My step-father would shower the middle sister with gifts to the point I was jealous of all the things she had. I rarely remember getting anything while the middle sister was living with us with the exception of maybe Christmas or birthday. Even then I don’t remember those holidays at all.
I do remember my sister’s gifts though.
One of those gifts was lingerie. It was what was called a teddy, though I am not sure what it would be called now. It was peachy colored with lots of lace. I thought it was the prettiest thing I had ever seen. There were even polaroid pictures of her in it. Even though I was very young and didn’t understand, I wanted a teddy, too. I resented my sister for getting all the pretty things and I resented my step-dad for buying them.
At some point the middle sister left, eloped, and moved out of state with her husband. That left me alone in the house with momma and my step-father. It was then that my step-father started buying me gifts. Usually little gas station trinkets. A t-shirt here, a hippie necklace there. They never really impressed me as I was a new teenager with all the teenage angst that goes into such things. I spent all my time in my room with my radio making angsty mix-tapes.
There was one time he decided to buy me underwear. It was ugly as hell, high french cut, black, flowery, and lacy. Nothing a 13 or 14 year old girl would wear. I wondered why the hell he would buy me such ugly clothes, but it never occurred to me to question why my step-father was buying me underwear.
It never seemed to occur to my mother, either. She liked to remind me how he was trying to be nice and generous. She liked to remind me how his previous wife miscarried twin girls and how excited he was to have us (me and my sisters) to be a father to. I remember thinking he wasn’t my father and he had no reason to think he was.
As an adult and a parent thinking of these things, I have a range of emotions that go from icky to straight up anger and disgust. These thoughts also compound the already complicated emotions I have for my now deceased mother. I cannot imagine being with a man that picked out and bought my daughter(s) underwear or lingerie. I also can’t imagine having pictures of one of my daughters in said clothing.
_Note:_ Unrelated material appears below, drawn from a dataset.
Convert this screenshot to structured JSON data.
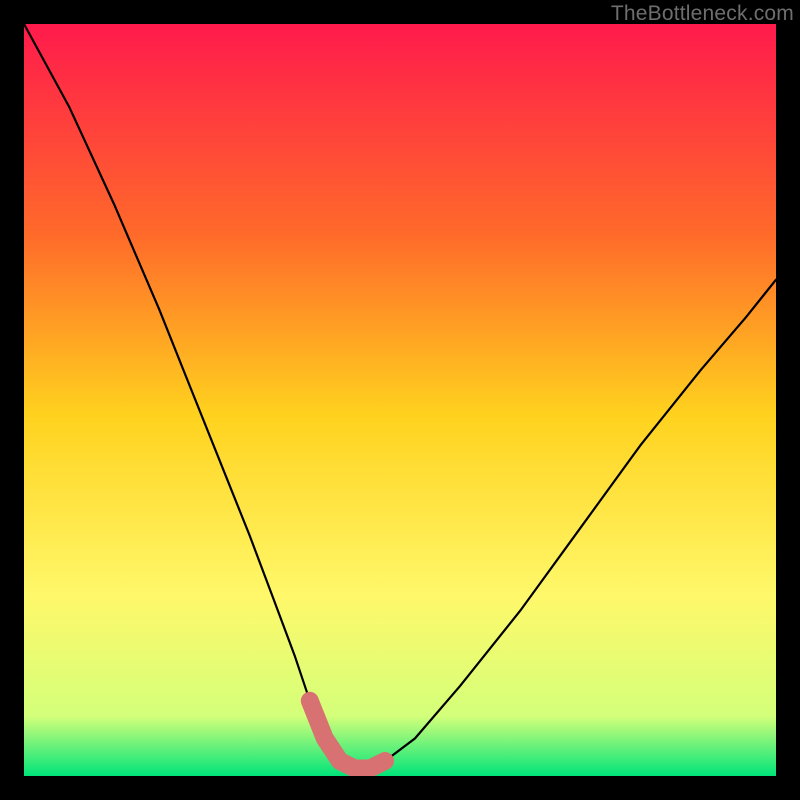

I read recently that being overly independent is a sign of trauma. That those who refuse to ask for help are dealing with the trauma of never being able to trust or having anyone there to help, so they are constantly taking care of themselves. They -we- learned that we can only trust ourselves to do anything. No help is ever coming.
When I read this, I identified with it immediately. I will help anyone when asked as I know what it is like to not have help when I needed it. I also have an issue accepting or asking for help because so often I would scream with no voice and no one to save me. I have had no choice but to help myself. I realize the other memories as close calls to something more sinister. It is terrifying to think of what could have happened to me had those perpetrators been different men.
So many questions populate my brain as to why none of them ever thought anything was amiss. For a long time I never thought I was a victim when I was a child, but now I see that I was or could have been quite easily.
I have been struggling for a few days on how to end this. So many things go through my mind that makes me want to ramble on about all the other things I have had to deal with. Most of them are repercussions of the things I spoke about here. Many of them I am not sure I want to explore at this time.
In the end, it comes down to rethinking how we raise our children. What we consider acceptable and what things we choose to look past. Perhaps we need to rethink the idea of loyalty and family and loyalty to family.
Perhaps some families don’t deserve loyalty at all.